WHAT YOU SHOULD DO: Give back the entries that follow exactly as written. Any picture gets left out.

DATA LISTING Block Start

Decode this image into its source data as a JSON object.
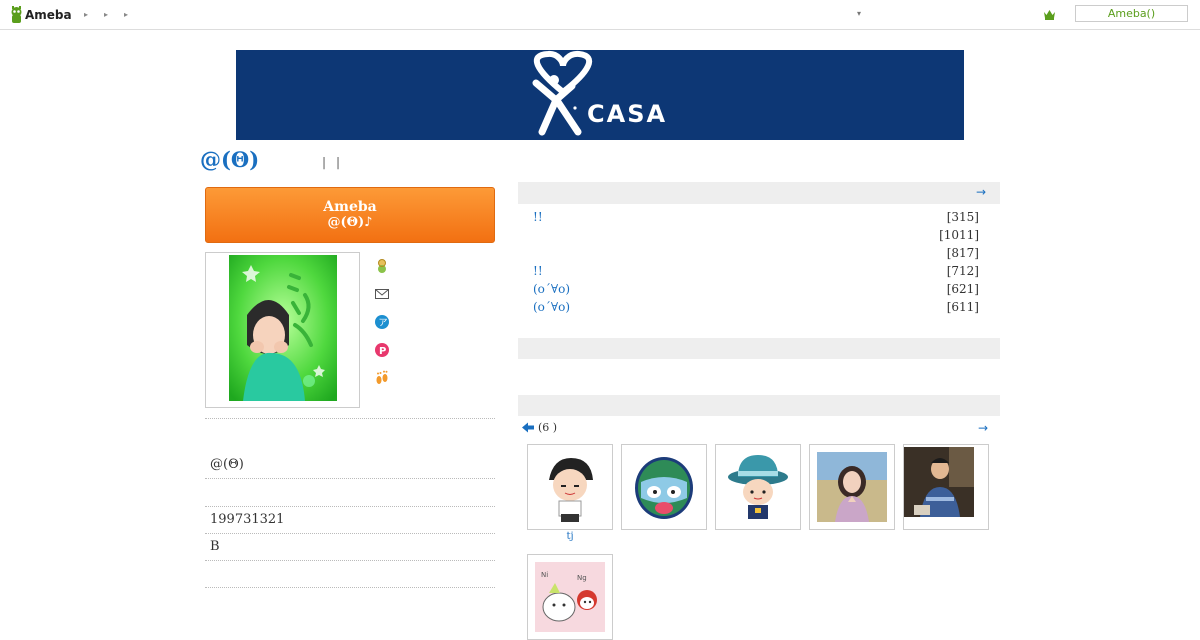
{
  "topbar": {
    "logo_text": "Ameba",
    "nav_arrows": [
      "▸",
      "▸",
      "▸"
    ],
    "dropdown_glyph": "▾",
    "login_label": "Ameba()"
  },
  "banner": {
    "brand": "CASA",
    "mark": "®"
  },
  "blog": {
    "title": "@(Θ)",
    "separators": [
      "|",
      "|"
    ]
  },
  "cta": {
    "line1": "Ameba",
    "line2": "@(Θ)♪"
  },
  "side_icons": [
    "friend-icon",
    "mail-icon",
    "app-icon",
    "pigg-icon",
    "footprint-icon"
  ],
  "profile": {
    "rows": [
      "",
      "@(Θ)",
      "",
      "199731321",
      "B",
      ""
    ]
  },
  "rankings": {
    "more": "→",
    "items": [
      {
        "title": "!!",
        "count": "[315]"
      },
      {
        "title": "",
        "count": "[1011]"
      },
      {
        "title": "",
        "count": "[817]"
      },
      {
        "title": "!!",
        "count": "[712]"
      },
      {
        "title": "(o´∀o)",
        "count": "[621]"
      },
      {
        "title": "(o´∀o)",
        "count": "[611]"
      }
    ]
  },
  "friends": {
    "back": "🡄",
    "count_label": "(6 )",
    "more": "→",
    "items": [
      {
        "name": "tj"
      },
      {
        "name": ""
      },
      {
        "name": ""
      },
      {
        "name": ""
      },
      {
        "name": ""
      },
      {
        "name": ""
      }
    ]
  },
  "colors": {
    "accent": "#1a6fc0",
    "cta": "#f27012",
    "banner": "#0d3775",
    "ameba_green": "#5a9e1c"
  }
}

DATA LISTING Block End

FINISHED EXERCISE:
Decode this image into its source data as a JSON object.
{
  "topbar": {
    "logo_text": "Ameba",
    "nav_arrows": [
      "▸",
      "▸",
      "▸"
    ],
    "dropdown_glyph": "▾",
    "login_label": "Ameba()"
  },
  "banner": {
    "brand": "CASA",
    "mark": "®"
  },
  "blog": {
    "title": "@(Θ)",
    "separators": [
      "|",
      "|"
    ]
  },
  "cta": {
    "line1": "Ameba",
    "line2": "@(Θ)♪"
  },
  "side_icons": [
    "friend-icon",
    "mail-icon",
    "app-icon",
    "pigg-icon",
    "footprint-icon"
  ],
  "profile": {
    "rows": [
      "",
      "@(Θ)",
      "",
      "199731321",
      "B",
      ""
    ]
  },
  "rankings": {
    "more": "→",
    "items": [
      {
        "title": "!!",
        "count": "[315]"
      },
      {
        "title": "",
        "count": "[1011]"
      },
      {
        "title": "",
        "count": "[817]"
      },
      {
        "title": "!!",
        "count": "[712]"
      },
      {
        "title": "(o´∀o)",
        "count": "[621]"
      },
      {
        "title": "(o´∀o)",
        "count": "[611]"
      }
    ]
  },
  "friends": {
    "back": "🡄",
    "count_label": "(6 )",
    "more": "→",
    "items": [
      {
        "name": "tj"
      },
      {
        "name": ""
      },
      {
        "name": ""
      },
      {
        "name": ""
      },
      {
        "name": ""
      },
      {
        "name": ""
      }
    ]
  },
  "colors": {
    "accent": "#1a6fc0",
    "cta": "#f27012",
    "banner": "#0d3775",
    "ameba_green": "#5a9e1c"
  }
}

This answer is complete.